There was not a single statistic that Abbott used yesterday which isn’t ‘on the snout’ in one way or another. Not one of his claims stands up to scrutiny without having a bit of credibility knocked out of it. Many of them ‘stretch’ the truth, by making the truth appear to be something that it isn’t. But not one of them stands alone as an accurate and clearly verifiable reflection of the truth.
I suspect there’s a good chance that you’re not surprised by this. And here’s the problem with that….
Our democracy can’t function without truth
When I started looking at each of Abbott’s ‘statistical’ claims, I wasn’t expecting to find that pretty much every single one of them was at best misrepresenting the truth with statistics and at worst, an outright lie. I know we are all conditioned now to be skeptical of politicians’ claims. But when it’s not possible to clearly verify one single piece of factual information that comes out of our Prime Minister’s mouth in one very short door-stop interview – you have to think that things have gone too far. You have to wonder whether our tolerance for politicians’ stretching the truth is just too high now – that we have become so desensitised to politicians lying, that we just don’t blink anymore.
This is a truly dangerous place to be however. According to Thomas Jefferson:
An educated citizenry is a vital requisite for our survival as a free people. (Paraphrased)
Without accurate information, we can’t make educated and informed judgments about those who govern us and those who would govern us. It’s as simple as that.
The media needs to do a better job
There was a great example of this on twitter last Thursday, when Miranda Devine – of Daily Terrorgraph fame – tweeted back at people who were trying to explain to her that Australia does not take the highest number of refugees per capita. In her tweet – shown on the right – Devine actually provides a link to the Refugee Council of Australia’s page which explicitly states that Australia is 27th in the world in regards to its refugee per capita intake. Clearly Devine didn’t even bother to read her own link.
Truthiness is out there – so be alert
So as I’ve said before – and will undoubtedly say again – be alert and alarmed people, our democracy is under threat, not from terrorists, but from the lack of transparent, accountable and truthful government. In the words of George Orwell:
“In a time of universal deceit – telling the truth is a revolutionary act.”
Update on 11 September
Since originally publishing this article, the ABS have released job numbers for August which also include ‘rebenchmarked data’ back to 2011, which drops the number of employed people in September 2013 by a significant number. They had apparently made an error in the previous numbers following on from a delay in processing passenger cards by the Department of Immigration. If this is correct – and I say ‘if’ because it’s a massive error if it is one – then this reduces the number of employed people in September 2013 to 11,452,500.
Interestingly, the ABS’s link to their released data for the same date, still shows the higher number.

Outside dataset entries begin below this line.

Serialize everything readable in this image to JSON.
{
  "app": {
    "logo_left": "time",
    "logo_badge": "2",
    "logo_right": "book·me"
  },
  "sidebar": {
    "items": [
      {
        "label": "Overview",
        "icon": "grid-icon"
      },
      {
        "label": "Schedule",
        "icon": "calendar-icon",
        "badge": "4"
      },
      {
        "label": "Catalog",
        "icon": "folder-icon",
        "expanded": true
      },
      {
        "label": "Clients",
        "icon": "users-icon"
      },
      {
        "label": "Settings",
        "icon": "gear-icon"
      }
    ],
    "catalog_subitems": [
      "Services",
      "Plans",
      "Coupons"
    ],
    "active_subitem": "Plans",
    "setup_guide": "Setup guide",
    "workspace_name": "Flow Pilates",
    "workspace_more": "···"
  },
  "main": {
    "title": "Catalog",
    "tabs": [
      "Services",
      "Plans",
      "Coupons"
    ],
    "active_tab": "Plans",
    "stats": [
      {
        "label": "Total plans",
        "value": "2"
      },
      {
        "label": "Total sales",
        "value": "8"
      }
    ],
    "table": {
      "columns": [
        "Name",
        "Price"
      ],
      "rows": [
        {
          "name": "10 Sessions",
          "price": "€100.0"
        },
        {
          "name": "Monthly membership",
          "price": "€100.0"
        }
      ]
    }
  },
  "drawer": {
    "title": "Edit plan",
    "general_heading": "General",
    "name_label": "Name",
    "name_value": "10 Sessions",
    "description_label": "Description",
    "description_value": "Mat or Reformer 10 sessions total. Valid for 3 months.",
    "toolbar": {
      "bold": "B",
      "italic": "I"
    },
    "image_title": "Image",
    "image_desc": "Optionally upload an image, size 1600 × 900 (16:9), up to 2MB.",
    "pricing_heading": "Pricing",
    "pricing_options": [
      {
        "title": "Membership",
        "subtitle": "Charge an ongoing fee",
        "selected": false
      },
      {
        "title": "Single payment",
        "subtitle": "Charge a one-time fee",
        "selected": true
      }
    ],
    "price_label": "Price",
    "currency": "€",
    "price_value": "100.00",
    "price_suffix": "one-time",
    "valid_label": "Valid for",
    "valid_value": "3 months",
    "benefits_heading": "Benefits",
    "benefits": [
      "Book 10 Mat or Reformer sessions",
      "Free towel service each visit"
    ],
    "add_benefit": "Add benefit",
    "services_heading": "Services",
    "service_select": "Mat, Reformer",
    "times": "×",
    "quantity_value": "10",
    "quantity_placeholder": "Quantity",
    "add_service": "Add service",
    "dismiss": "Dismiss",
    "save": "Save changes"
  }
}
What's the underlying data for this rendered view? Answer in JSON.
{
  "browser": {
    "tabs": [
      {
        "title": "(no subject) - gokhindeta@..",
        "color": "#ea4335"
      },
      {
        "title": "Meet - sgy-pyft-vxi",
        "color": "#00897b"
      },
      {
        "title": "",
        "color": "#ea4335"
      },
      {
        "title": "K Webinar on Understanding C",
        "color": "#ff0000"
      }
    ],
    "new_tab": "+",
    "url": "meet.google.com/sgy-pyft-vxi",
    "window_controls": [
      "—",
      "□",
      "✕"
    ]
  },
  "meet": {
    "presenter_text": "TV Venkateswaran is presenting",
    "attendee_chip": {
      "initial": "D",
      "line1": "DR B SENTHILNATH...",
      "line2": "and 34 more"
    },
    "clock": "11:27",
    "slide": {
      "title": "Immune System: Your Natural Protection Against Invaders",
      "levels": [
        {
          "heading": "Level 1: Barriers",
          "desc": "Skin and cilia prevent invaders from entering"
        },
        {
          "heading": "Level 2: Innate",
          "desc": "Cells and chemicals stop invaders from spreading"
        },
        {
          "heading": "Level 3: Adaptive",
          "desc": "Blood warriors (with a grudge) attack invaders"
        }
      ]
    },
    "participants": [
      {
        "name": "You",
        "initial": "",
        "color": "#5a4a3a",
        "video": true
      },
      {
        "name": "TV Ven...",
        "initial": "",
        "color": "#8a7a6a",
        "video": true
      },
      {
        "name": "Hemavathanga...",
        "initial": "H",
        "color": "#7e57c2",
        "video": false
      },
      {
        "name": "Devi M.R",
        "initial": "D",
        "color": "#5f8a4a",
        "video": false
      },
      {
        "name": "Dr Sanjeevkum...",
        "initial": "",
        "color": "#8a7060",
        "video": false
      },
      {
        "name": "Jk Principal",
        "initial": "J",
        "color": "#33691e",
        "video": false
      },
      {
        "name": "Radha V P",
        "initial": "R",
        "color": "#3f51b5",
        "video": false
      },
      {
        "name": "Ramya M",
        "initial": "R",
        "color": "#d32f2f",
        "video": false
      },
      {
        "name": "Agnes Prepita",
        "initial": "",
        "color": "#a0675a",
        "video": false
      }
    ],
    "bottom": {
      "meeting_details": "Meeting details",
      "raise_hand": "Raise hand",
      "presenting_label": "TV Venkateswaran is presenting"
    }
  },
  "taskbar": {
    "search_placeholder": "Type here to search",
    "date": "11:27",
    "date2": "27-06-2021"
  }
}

If you do accept the lower number, there are now 312,900 more people employed using the August numbers – than there were in September 2013. This is still lower than Abbott’s claimed 350,000, and at the time Abbott made his claim, the number was actually under 300,000 – but it is closer to the mark than the previous ABS numbers suggested. But since these conveniently ‘adjusted’ ABS numbers still warrant further investigation, stay tuned…….